Amsterdam: it's one of Europe's most-visited cities, famous worldwide for its canals, bicycles and beautiful buildings. However, from today, travellers planning to visit to the city will need to budget for an increased tourism tax.
All visitors to Amsterdam now need to pay a tourism tax of €3 (Dh12) per person, per night. The tax applies to visitors staying in any type of accommodation including hotels, Airbnbs, guesthouses and canal boats.
Travellers staying in campsites will pay €1 (Dh4) per person, per night.
The new tax is added on top of the existing 7 per cent tax that the City of Amsterdam already collects from tourists, making tourism taxes in the city one of Europe's highest. Amsterdam is also one of the continent's busiest in terms of visitor numbers. The city welcomed nearly 20 million visitors last year, and the number continues to increase.
Overtourism has become a serious problem in the Dutch city, which is home to only 850,000 inhabitants. Officials are introducing various methods to try to limit overtourism problems. Tourism campaigns in the country will no longer actively promote Amsterdam and instead will focus on directing travellers to other Dutch destinations such as Rotterdam and Utrecht.
Combating overtourism with tax
Amsterdam isn't the only place planning to manage overtourism by adding taxes to visits.
As the number of global travellers continues to rise – with an estimated 1.4 billion international tourism arrivals in 2019 – levies are seen as a way to ease the effects of overtourism.
In Italy, Venice will introduce a day tourism tax of €10 (Dh41) starting in July. The city sees a huge number of day-trip visitors thanks to its prominence on large cruise-liner itineraries. Overnight visitors already pay a tourism tax, but city officials hope taxing day-trippers will help towards combating problems arising from overtourism.
Turkey is also planning to introduce a tourism tax later this year.

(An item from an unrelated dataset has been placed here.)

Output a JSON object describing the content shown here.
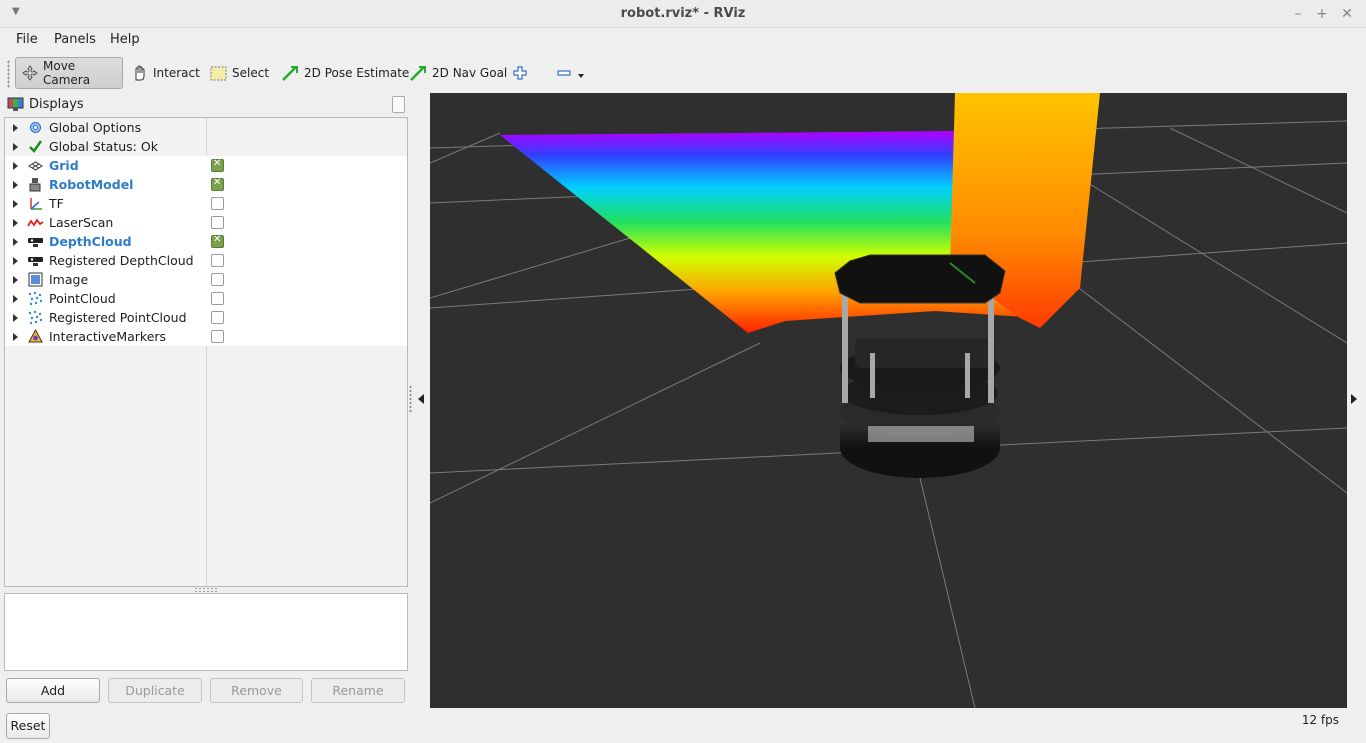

Set to be collected from April 1, it will be set at 1 per cent of travellers' hotel charges.